Depression Era Gingerbread Cake

While this wasn’t exactly the recipe my Mom would have baked for us, she loved baking a soft gingerbread cake quite often. This dates from the Great Depression Era, but due to it containing butter and an egg, it would have come from kitchens on farms, that could provide these fresh ingredients. That it also has a sauce is even more decadent. So Mrs. J. M. Williams was for surely running a kitchen on a successful farm, and feeding hungry men who worked from sunup to sundown. Which meant that working on that farm was good living because you ate.

The recipe calls for sorghum syrup, and since I don’t live in the deep south, I used molasses instead (light syrup would have been corn syrup, Karo clear, most likely). Want to know the difference? This explains it well.

I noted it didn’t have a pan size, nor baking time. So I used an 8″x8″ glass baking dish and started checking at 20 minutes. I found 40 minutes in our oven seemed to be about right.

Gingerbread Cake


  • 1/3 cup unsalted butter
  • ½ cup granulated sugar
  • 1 large egg
  • ½ cup buttermilk*
  • ½ cup molasses
  • 1½ cups all-purpose flour
  • ¼ tsp salt (used sea salt)
  • ½ tsp baking soda
  • ½ tsp cinnamon
  • ¾ tsp ground ginger
  • ½ tsp allspice


Lightly oil a glass 8″x” baking dish. Preheat oven to 350°.

Let butter soften a bit, then add to a stand mixer bowl. Beat it till smooth, then add in the sugar till well mixed. Add in the egg, beat in.

Ass in the molasses and beat in for 2 minutes.

Add half the flour, salt, baking soda and spices, then half of the milk, repeat and beat till smooth.

Scrape into prepared dish and smooth out.

Bake for 30 minutes, then check every 5 minutes till done (middle is set). I found it took 40 minutes for mine.


*To make soured milk, since having buttermilk on hand isn’t so common now, just add a ½ teaspoon of lemon juice or white vinegar to milk.
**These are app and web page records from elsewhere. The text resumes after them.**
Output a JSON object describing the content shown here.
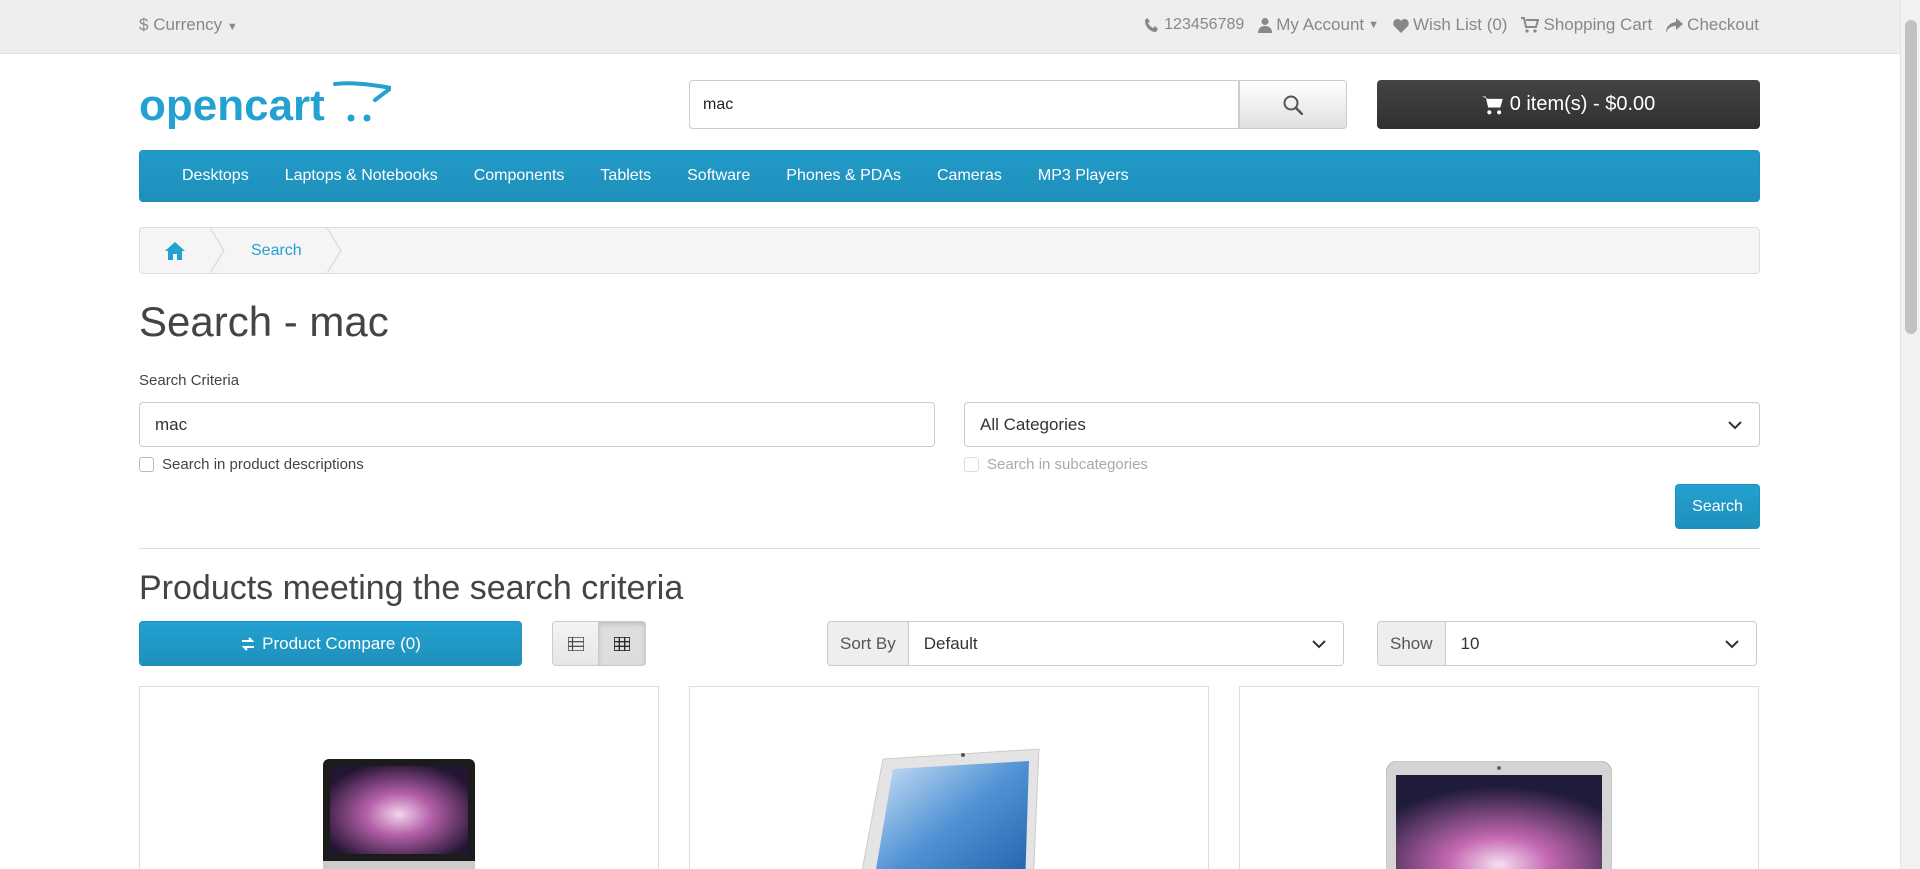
{
  "topbar": {
    "currency_label": "Currency",
    "phone": "123456789",
    "my_account": "My Account",
    "wish_list": "Wish List (0)",
    "shopping_cart": "Shopping Cart",
    "checkout": "Checkout"
  },
  "header": {
    "logo_text": "opencart",
    "search_value": "mac",
    "cart_label": "0 item(s) - $0.00"
  },
  "menu": {
    "items": [
      "Desktops",
      "Laptops & Notebooks",
      "Components",
      "Tablets",
      "Software",
      "Phones & PDAs",
      "Cameras",
      "MP3 Players"
    ]
  },
  "breadcrumb": {
    "current": "Search"
  },
  "page": {
    "title": "Search - mac",
    "criteria_label": "Search Criteria",
    "keyword_value": "mac",
    "category_value": "All Categories",
    "search_descriptions_label": "Search in product descriptions",
    "search_subcategories_label": "Search in subcategories",
    "search_button": "Search",
    "results_heading": "Products meeting the search criteria",
    "compare_button": "Product Compare (0)",
    "sort_label": "Sort By",
    "sort_value": "Default",
    "show_label": "Show",
    "show_value": "10"
  },
  "colors": {
    "brand_blue": "#229ac8",
    "dark_button": "#363636"
  }
}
The baking soda needs acidic milk to activate in this recipe.

Vanilla Sauce


  • 1 cup milk
  • 2/3 cup granulated sugar
  • 1 Tbsp cornstarch
  • ¼ tsp salt (used sea salt)
  • 1 Tbsp unsalted butter
  • 1 tsp pure vanilla extract


Add the milk to a small saucepan. Bring to a just simmer over medium-low. It will be bubbling if you shift the milk. Don’t let it boil.

Whisk in the sugar, cornstarch and salt. Continue to whisk till it thickens, lowering the heat as needed.

Take off the heat, whisk in the butter and vanilla.

Chill before serving. You will need to stir well before, to ensure it is smooth.


The recipe called for 1 teaspoon of cornstarch, which isn’t enough to even lightly thicken the milk. I have to wonder if it wasn’t a mistake. So I used what I would use to produce a real sauce, which is 1 Tablespoon cornstarch to cup of liquid.

See all of our Great Depression Era recipes.